Bzdyra (shown at left) is one of five appointed commissioners who regulate Connecticut's utilities. Her term runs through June 2013, according to her DPUC bio.

She was released on $1,000 bond and is due in Hartford Superior Court on Sept. 22.

Byzdyra did not respond to a message left at her Wallingford home by the New Haven Register.

DPUC spokesman Phil Dukes declined to comment Thursday.

Bzdyra immigrated to the United States in 1965, after the government burned books at the school where her mother worked.

She was appointed by Gov. M. Jodi Rell to serve on the DPUC in Dec. 2008 and confirmed by both houses of the General Assembly in February 2009. Before that, she served as the deputy commissioner for the Department of Social Services as well as the chairwoman of the state’s Commission on Human Rights and Opportunities.

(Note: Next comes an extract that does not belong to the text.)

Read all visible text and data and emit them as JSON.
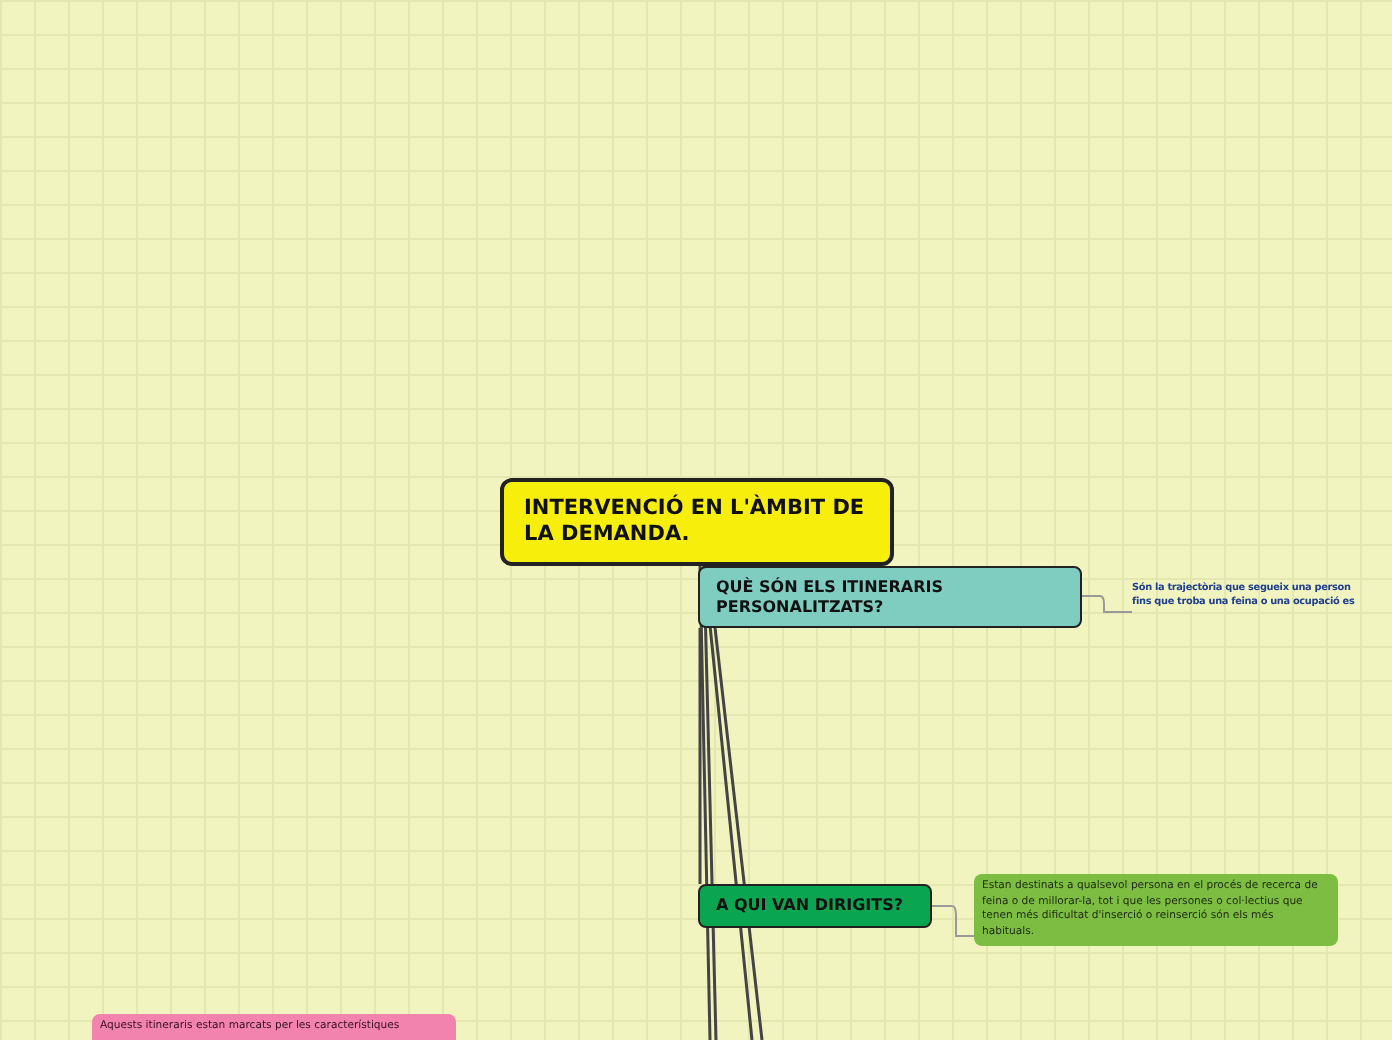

Friday, September 10, 2010

Renewable Energy Rebuffed at White House

Given the President Obama's stated commitment to moving this country toward greater usage of renewable energy sources, the news contained in blog entry in today's New York Times is rather curious.

Okay, granted, the idea of some guy showing up at the White House and asking them to put solar panels on the roof may have been a publicity stunt. But the folks in the Obama's administration ought to be savvy enough to know that questions don't go away when you ignore them.

If' there's a legitimate reason for not installing solar panels at the White House, then come out and say it. But I also think there would be tremendous symbolism in such a move that might spur average Americans to follow suit.

Wednesday, September 8, 2010

Wallingford to Get Hydrogen-Powered Vehicle

It turns out that last week's news that Proton Energy Systems has reached an agreement with Toyota Motor Sales USA to bring 10 of the automaker’s hydrogen-powered vehicles to Connecticut was also good news for the town of Wallingford, where the company is based.

Proton Energy Systems has offered the town the use of one of those vehicles - 2009 Toyota Highlander (shown in photo above). Mayor William Dickinson Jr. put an item concerning the offer on next Tuesday's Town Council agenda for discussion.

Dickinson wasn't available for comment on Wednesday about how the vehicle will be used if town officials agree to accept the offer. But officials from Proton Energy are scheduled to attend the meeting to make a presentation on how the vehicle works. Proton Energy Systems makes equipment used to derive hydrogen from water.

The cars will arrive in Connecticut in mid-October, around the time that a hydrogen refueling station opens at Proton Energy’s Technology Drive headquarters, Rob Friedland, the company’s president and chief executive officer, said last week. Four of the cars will be made available for use by Proton Energy employees, while the rest will be given to a still-undetermined group of community leaders to use, he said.

The refueling station at Proton Energy, which will be solar-powered, will cost $2 million. Proton Energy and its sister company, SunHydro, announced in January that the Wallingford refueling station would be the first of a dozen that the two companies will develop on the East Coast.
Update: Mayor Dickinson says the hydrogen-powered vehicle will be used by the town's Health Department. He says the town has the use of the vehicle for a six-month period.